ARLINGTON, Texas – R.J. Washington was an innocent soul at the OU-Florida Big Bowl four years ago. Then a redshirting freshman, Washington had no clue the impact of conference status upon his sport.
“I didn't really realize coming out of high school, the stigma that the SEC and the Big 12, the beef they had,” Washington said. “Then we lost, and everybody started chanting ‘SEC.'”
Now the Sooners face their first SEC foe since that Florida game, Texas A&M in the Cotton Bowl on Friday night, and make no mistake. This is a game for conference pride and conference honor.
The SEC has won six straight national championships and bathes in a superiority complex.
“I think whatever conference you play in, there's always pride, especially when it comes to bowl season,” said OU split end Justin Brown, who played for Penn State the previous three seasons. “You find yourself watching games, cheering for your conference, no matter what team it is. You want your team to be the best conference. This is one of the times time when you can prove it, the bowl season.”
Plus the plot twist of A&M's exodus from the Big 12 to the Southeastern Conference. The Aggies proudly proclaim how much bigger and better is the SEC.
“Definitely conference pride” at stake, said OU halfback Brennan Clay. “Especially with them (the Aggies) leaving. It's going to be a test. They're now in the SEC. We know that. We've got to represent the Big 12 well.”
Some discount the import of conference debate.
“I don't look at it that way,” Bob Stoops said. “It all is propaganda and what the media does. We need to win for other reasons. I'm not worried about the media war … I don't get into that stuff.”
He should. Stoops is right. It is propaganda. It is a media war. But it's completely relevant and absolutely impactful.
Conference status matters in college football. Here's an example. In 2006, when the Big Ten clamored for an Ohio State-Michigan rematch in the national title game, the SEC argued otherwise, saying one-loss Florida deserved a shot at the Buckeyes. The voters were convinced by the SEC argument.

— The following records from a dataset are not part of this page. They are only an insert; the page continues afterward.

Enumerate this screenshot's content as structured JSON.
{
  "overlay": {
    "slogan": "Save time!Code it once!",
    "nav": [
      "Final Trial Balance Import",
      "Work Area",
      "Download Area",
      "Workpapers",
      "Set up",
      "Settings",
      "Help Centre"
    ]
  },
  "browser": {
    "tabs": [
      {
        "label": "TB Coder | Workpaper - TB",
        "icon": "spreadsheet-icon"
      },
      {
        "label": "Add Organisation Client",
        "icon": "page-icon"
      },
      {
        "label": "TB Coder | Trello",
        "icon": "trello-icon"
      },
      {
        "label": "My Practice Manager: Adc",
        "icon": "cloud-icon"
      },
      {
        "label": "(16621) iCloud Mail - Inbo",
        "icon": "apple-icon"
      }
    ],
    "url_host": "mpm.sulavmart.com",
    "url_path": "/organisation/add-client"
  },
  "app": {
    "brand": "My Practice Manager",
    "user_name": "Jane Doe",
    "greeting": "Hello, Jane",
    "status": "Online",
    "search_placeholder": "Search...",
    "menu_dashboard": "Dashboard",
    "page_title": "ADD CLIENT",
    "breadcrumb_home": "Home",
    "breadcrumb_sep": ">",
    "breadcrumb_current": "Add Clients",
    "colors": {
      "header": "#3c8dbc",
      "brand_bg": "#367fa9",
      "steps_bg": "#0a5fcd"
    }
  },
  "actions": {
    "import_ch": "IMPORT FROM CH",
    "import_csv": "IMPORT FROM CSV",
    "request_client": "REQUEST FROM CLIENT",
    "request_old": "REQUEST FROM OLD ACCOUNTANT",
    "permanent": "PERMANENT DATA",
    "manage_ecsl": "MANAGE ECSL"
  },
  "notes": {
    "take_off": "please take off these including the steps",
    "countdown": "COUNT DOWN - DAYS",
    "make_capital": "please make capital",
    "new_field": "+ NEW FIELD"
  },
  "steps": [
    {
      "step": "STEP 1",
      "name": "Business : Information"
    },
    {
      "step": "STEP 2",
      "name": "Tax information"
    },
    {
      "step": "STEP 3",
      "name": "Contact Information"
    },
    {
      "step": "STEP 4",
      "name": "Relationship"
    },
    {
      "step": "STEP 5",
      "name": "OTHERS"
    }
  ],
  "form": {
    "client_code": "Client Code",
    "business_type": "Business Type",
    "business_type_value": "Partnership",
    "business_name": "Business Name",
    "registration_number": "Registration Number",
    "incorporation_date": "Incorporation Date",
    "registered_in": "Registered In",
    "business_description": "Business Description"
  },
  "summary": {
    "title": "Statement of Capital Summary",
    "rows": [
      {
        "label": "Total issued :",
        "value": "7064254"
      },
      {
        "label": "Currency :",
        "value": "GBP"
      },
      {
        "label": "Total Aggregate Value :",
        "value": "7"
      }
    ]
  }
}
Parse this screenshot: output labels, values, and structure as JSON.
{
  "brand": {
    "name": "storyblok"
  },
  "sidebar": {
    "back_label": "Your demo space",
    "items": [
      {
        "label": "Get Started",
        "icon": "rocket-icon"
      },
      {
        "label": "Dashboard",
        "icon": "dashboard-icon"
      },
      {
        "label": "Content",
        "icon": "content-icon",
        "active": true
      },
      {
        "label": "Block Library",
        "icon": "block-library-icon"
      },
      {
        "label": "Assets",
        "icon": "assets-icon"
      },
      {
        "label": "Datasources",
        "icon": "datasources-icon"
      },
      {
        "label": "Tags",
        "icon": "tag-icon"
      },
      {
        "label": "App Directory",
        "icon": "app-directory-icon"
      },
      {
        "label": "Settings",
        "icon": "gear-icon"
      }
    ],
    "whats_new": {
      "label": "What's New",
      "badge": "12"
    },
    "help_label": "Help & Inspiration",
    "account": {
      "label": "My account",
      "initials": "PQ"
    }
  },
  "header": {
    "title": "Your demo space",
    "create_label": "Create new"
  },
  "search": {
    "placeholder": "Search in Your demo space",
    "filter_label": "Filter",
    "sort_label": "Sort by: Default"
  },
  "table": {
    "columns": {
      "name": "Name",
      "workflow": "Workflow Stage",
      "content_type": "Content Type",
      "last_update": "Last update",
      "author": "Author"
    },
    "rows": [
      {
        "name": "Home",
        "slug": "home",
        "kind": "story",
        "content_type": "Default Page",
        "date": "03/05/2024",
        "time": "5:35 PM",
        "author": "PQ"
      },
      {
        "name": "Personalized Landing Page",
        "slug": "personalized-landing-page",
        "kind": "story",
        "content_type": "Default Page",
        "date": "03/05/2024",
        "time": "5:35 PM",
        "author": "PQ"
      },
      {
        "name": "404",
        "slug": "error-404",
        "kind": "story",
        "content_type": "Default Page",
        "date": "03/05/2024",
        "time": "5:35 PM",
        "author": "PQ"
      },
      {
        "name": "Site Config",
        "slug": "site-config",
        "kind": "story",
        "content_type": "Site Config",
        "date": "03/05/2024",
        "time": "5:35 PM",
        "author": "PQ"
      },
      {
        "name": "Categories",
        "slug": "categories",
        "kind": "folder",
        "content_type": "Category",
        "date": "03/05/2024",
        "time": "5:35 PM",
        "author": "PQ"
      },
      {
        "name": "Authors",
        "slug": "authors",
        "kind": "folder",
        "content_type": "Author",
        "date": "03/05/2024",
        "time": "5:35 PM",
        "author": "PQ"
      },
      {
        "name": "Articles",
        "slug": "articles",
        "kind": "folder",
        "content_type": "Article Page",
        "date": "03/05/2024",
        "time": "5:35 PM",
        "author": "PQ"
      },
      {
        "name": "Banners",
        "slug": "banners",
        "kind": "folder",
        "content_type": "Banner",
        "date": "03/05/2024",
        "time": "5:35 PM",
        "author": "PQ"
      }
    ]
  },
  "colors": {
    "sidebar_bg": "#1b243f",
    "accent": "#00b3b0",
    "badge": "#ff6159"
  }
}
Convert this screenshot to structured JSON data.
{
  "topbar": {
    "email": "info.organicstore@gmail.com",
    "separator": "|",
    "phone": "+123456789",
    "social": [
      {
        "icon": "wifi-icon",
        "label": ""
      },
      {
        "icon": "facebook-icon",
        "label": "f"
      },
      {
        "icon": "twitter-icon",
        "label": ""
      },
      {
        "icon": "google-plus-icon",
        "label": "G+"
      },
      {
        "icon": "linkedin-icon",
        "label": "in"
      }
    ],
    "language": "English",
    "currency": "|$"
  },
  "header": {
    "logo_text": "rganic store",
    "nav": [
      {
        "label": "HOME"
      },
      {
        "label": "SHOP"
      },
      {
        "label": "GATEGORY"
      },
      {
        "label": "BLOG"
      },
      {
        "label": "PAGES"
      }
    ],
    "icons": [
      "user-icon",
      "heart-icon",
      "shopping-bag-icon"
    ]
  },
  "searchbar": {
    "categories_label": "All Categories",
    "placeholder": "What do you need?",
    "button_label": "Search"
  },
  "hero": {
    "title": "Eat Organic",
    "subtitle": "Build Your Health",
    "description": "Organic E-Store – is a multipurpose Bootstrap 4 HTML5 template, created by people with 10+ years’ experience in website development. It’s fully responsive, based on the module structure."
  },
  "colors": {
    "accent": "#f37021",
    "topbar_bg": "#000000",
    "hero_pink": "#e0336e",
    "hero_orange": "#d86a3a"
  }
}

Five years later – and five SEC national titles later – the SEC argued the counter, saying an Alabama-LSU rematch was proper. And this time, the voters switched policy, bypassing one-loss Oklahoma State for a rematch.
And reigning in the runaway mine train that is the SEC's reputation is even more important with the four-team tournament coming with the 2014 season. The propaganda already is being groomed for the SEC to get two of the four slots annually.
“We hear a lot during the year about how our conference has this, how we're stronger or weaker on defense, or stronger on offense,” said OU co-offensive coordinator Jay Norvell. “I don't think there's any question we feel like we play a high brand of football in our league. And we want to represent the Big 12 strongly.”
There's even more at stake in this game: A&M's move to the SEC has opened the city gates to Texas recruiting. SEC West schools now can tell Texas kids they'll be playing in their home state every other year. And A&M can pitch the best-conference line to blue-chippers from Brownwood to Baytown.
“It's a lot of pride going against an SEC team, representing the Big 12, let ‘em know we can play with anybody,” said OU cornerback Demontre Hurst.
The only way to stem the SEC avalanche is start beating the SEC monsters. And this bowl season has gotten off to a good start. The SEC is just 3-3 in bowls, with Clemson beating LSU in the Chick-fil-A Bowl, Louisville beating Florida in the Sugar and Northwestern beating Mississippi State in the Gator.
Notre Dame could do the most damage to the SEC's status with a Big Bowl upset of Alabama, but OU can help while also retaining some Big 12 honor with a victory over the SEC school that got away.
Berry Tramel: Berry can be reached at (405) 760-8080 or at email@example.com. He can be heard Monday through Friday from 4:40-5:20 p.m. on The Sports Animal radio network, including FM-98.1. You can also view his personality page at newsok.com/berrytramel.